Learning from Children and the Children in Us


As the international member of Fifth House (I’ve been living in Rome this year on a fellowship from the American Academy in Rome and won’t be set up in Chicago for another month), I’ve been watching the ensemble’s activities from afar this season, and it’s been a thrill seeing some of our big projects—Harvest, Luna De Cuernos—come to fruition. It’s also been tough missing all the action.

Probe Dohnányi Sextett C-Dur op.37

So with all these ideas floating around in my head, what is most on my mind? Learning and education, and the idea that music can play a role in exploring our world and each other.

This season I’ve been thinking about education from a bunch of different angles—as a component of our Fifth House residencies and school visits, to the kind of mentorship and entrepreneurship skills we teach at the fresh inc festival every summer, to some of the cutting-edge innovations in technology and design I had a chance to witness at the 30th Anniversary TED conference this past March. And one of the takeaways from these experiences has been a renewed appreciation for the learning styles of children as distinct from adults.


Adults design education programs for kids and not the other way around, sadly, and one of the most common pitfalls I have noticed in many educational approaches (including my own previous attempts) is that adults so easily make the mistake of treating children like little adults. And perhaps the biggest difference between children and adults when it comes to learning? Children don’t study, work, or practice in order to achieve educational goals—they play.

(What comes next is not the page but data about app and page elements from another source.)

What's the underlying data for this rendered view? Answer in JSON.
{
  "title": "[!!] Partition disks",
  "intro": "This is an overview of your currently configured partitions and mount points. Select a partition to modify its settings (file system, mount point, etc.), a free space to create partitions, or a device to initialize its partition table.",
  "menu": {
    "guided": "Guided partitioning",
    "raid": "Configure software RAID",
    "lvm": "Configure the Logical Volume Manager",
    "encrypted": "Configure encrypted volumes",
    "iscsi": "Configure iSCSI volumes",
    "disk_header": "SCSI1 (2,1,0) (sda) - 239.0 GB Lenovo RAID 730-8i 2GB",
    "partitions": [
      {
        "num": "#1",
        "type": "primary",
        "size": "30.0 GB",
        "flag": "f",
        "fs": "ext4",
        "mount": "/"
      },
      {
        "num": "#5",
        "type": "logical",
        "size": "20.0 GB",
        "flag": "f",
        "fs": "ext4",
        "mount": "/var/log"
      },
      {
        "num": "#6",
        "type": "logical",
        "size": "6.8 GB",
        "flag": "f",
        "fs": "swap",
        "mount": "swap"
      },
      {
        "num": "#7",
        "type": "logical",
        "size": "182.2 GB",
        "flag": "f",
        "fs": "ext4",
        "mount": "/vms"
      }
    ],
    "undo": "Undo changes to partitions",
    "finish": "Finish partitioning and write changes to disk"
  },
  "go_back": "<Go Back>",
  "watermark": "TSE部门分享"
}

It’s through playful experimentation and the exploration of joyful absurdities that children learn about the world and sense their role within it—all without the distinct drive to learn or accomplish anything in particular, but through an open engagement with a world that is still fresh and not closed off to inquiry. Here at Fifth House, we’re continually surprised and impressed by the kind of interactions we have with children, and how they are often able to engage creative impulses from which many adults have come to feel disconnected. How can we adults learn from children, and how can we take advantage of these insights in constructing education programs for adults in a way that relates to the freedom and wonder they felt as children? I’m still grappling with this question, but here are some preliminary findings:

  • Goal-directed learning is useful for some tasks, but the most radical advances in thinking tend to occur when individuals are free to explore their own goals. We often think of hands-on, unstructured learning such as instrument petting-zoos to be kids’ stuff, when it’s that very lack of pressure to accomplish anything in particular that allows people to reach out and find what music means to them.
  • We learn best when we figure things out for ourselves, rather than having everything explained to us; the game is all about figuring out the rules of the game. To that ends, whenever we can plan out a series of events that will lead people to realize certain inevitable insights, it’s infinitely more effective than dispensing this knowledge in isolation.
  • Learning is a social experience, and it’s by interacting with others that we learn the most. I’m currently working on a set of interactive musical games for 5HE to play with audiences in which certain rhythmic ideas are clapped and passed around—it’s a way for audiences to make music with us and experience each other not as strangers, but as parts of a musical puzzle that must be solved.


I’m looking forward to building on some of these ideas in some upcoming Fifth House projects as we begin to design a workshop for adults. I hope that the ensemble’s combined experience in teaching the very young can play a role in helping adults get in touch with their childhood impulse to learn by play.

It’s one of the biggest lessons I’ve ever learned from my youngest students: In our learning, we must all become as children again if we are to glimpse that part of experience that remains hidden—or has become dulled—from our adult point of view. The child’s point of view is not judgmental; not easily irritated; not easily bored. It’s a way of being in the world that more of us would do well to access long into our lives.